Sometimes negative thoughts can happen when we set unrealistic goals for ourselves. Setting attainable goals that are realistic and based on your current situation can help you stay on track and keep negative thinking at bay. It’s important to remember that recovery is a journey, and the process of getting to your goal will look different for everyone. Avoid all-or-nothing thinking, be kind to yourself, and celebrate each small accomplishment along the way.
In fact, all-or-nothing thinking is a type of cognitive distortion that can be a barrier when setting goals in recovery. It’s the tendency to think in extremes, such as seeing yourself or situations as either completely “good” or “bad”. Although clack-and-white thinking is commonly associated with borderline personality disorder (BPD), it can set anyone back in addiction recovery. This pattern of negative thoughts can lead to unhelpful emotions, like feeling overwhelmed and pessimistic about your progress in recovery.
Instead, focus on the small steps you are taking and acknowledge your successes, no matter how insignificant they might seem. This will help to keep you motivated and focused on your long-term goals. Additionally, be sure to reach out for help when needed – there is nothing wrong with asking for support from friends or family, or seeking professional guidance if necessary. With adequate help, you can learn to replace your black-and-white thinking with more realistic views and achieve lasting recovery.
Talk to a Therapist About Your Negative Thoughts
Whether you are newly sober or have five years of sobriety on your belt, talking to a therapist can help you understand and overcome your negative thoughts. Your therapist can help you recognize patterns that are keeping you stuck, help you identify your triggers, and provide you with tools during CBT therapy that can help overcome them.
With a therapist’s help, you can develop healthier habits and understand more about your current coping strategies and how they are impacting your recovery.
While working with your therapist, you can learn ways to eliminate negative thoughts and tools to maintain a successful recovery. By recognizing your negative thoughts, challenging them, and developing healthier habits, you can move toward a more positive mindset and emotional well-being. To help you get there, your therapist may suggest lifestyle changes, medication if necessary, and other therapeutic techniques like mindfulness meditation.

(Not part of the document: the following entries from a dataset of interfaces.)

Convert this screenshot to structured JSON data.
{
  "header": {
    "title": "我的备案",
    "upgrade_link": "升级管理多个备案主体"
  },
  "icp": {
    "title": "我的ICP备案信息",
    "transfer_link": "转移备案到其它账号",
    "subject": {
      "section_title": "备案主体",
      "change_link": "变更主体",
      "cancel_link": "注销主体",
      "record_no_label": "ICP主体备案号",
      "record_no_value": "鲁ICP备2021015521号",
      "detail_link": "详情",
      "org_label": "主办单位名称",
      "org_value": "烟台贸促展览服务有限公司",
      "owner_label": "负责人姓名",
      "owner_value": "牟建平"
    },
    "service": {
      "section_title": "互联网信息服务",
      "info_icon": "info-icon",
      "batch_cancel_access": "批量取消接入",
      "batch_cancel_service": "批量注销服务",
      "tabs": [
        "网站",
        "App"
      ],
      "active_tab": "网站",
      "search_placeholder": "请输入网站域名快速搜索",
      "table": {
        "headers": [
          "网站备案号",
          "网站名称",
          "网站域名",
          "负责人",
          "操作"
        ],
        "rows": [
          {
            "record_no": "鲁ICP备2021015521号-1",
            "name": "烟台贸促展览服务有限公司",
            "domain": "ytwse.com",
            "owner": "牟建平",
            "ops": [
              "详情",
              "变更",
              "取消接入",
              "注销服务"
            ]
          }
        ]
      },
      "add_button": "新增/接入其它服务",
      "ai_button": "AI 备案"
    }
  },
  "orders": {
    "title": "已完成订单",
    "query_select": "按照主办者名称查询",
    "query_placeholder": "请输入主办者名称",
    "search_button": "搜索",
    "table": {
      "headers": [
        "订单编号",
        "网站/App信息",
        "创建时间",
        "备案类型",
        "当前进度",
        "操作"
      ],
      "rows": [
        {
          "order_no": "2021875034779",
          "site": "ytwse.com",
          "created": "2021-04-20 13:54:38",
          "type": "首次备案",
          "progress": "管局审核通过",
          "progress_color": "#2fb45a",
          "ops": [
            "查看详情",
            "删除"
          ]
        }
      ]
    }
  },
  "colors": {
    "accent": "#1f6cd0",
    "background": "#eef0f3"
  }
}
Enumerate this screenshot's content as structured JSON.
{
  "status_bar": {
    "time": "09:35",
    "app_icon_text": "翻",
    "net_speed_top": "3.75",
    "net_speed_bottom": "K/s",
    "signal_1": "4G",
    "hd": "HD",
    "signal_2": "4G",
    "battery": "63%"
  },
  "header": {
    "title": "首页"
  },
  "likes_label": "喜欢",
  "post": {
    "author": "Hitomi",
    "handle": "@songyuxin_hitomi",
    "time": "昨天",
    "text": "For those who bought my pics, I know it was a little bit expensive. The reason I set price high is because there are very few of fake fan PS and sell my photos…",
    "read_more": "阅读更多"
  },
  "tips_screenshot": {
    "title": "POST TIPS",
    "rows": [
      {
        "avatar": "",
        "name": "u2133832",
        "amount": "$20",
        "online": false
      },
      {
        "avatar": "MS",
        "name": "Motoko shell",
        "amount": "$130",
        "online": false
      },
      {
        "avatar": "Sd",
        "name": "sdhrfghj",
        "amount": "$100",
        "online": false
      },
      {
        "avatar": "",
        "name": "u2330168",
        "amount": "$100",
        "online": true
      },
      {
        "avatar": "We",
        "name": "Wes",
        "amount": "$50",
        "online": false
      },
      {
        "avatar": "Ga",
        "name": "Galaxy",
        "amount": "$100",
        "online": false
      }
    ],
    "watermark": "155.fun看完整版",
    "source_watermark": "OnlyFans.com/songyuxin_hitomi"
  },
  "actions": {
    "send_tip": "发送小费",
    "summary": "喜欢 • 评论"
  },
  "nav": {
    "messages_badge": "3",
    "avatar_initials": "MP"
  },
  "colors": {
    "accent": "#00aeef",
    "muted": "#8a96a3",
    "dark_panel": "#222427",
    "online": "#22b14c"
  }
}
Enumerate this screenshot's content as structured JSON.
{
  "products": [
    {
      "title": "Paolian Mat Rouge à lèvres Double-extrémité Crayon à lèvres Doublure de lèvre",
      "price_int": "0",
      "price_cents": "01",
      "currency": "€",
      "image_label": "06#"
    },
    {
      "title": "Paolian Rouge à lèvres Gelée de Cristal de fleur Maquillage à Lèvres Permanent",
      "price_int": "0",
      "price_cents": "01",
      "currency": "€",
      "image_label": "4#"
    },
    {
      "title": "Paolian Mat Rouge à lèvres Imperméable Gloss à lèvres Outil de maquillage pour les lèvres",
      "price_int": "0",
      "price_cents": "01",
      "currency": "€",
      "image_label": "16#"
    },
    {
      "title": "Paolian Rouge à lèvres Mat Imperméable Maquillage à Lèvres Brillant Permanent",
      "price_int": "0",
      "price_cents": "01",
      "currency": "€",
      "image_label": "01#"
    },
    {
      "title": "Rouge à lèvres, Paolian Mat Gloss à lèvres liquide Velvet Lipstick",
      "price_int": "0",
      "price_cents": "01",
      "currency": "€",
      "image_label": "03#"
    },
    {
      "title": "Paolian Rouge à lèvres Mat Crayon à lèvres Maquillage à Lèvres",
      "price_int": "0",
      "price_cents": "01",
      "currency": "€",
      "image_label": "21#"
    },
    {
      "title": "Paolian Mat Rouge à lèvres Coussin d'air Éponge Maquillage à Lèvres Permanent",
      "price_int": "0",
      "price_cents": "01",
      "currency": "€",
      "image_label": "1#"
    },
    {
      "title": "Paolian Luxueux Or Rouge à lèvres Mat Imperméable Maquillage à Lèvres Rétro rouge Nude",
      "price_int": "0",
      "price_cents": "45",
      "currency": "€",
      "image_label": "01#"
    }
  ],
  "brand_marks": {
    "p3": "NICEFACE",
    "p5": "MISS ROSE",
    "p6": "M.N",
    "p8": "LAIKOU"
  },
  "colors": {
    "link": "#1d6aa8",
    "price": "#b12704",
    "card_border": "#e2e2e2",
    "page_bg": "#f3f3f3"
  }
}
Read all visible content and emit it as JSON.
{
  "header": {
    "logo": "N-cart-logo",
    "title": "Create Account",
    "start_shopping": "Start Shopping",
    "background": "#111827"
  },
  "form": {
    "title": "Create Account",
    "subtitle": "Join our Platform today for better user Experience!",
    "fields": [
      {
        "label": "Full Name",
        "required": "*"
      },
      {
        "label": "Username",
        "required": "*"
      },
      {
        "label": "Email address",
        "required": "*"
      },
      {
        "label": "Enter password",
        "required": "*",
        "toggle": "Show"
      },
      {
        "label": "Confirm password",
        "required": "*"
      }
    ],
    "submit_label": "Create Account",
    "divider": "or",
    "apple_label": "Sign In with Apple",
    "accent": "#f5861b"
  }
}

Your therapist may also encourage you to explore different ways of expressing yourself. During your therapy sessions, you can participate in activities such as artful expression, yoga, journaling, or spending time in nature. These activities can help you gain insight into your thought patterns, increase self-awareness, and foster a healthier relationship with yourself. Additionally, your therapist may provide support and guidance as needed while walking with you through the journey to recovery. With time and effort, you can reach a healthy state of mind and manage stress in a more effective manner.
Learn How to Stop Negative Thoughts at South Coast
By understanding your negative patterns, challenging them, and practicing positive thinking, you can learn how to stop negative thoughts and create lasting changes in your life. Take the time to identify your patterns, seek help when needed, set attainable goals, and spend time with positive people and activities. With dedication and effort, you can learn to be kinder to yourself and your recovery journey, and ultimately find greater peace and joy in life.
If you or a loved one is currently in recovery from substance use disorder, South Coast Behavioral Health is here to help. We offer substance use recovery services that are compassionate while being backed by the latest research. Our team of highly credentialed staff is committed to helping you overcome your negative thoughts and helping you recover.
If you are looking for help with your addiction, call us at 888-507-2649. Our highly qualified staff are available 24/7 to answer your questions. All calls are free and confidential.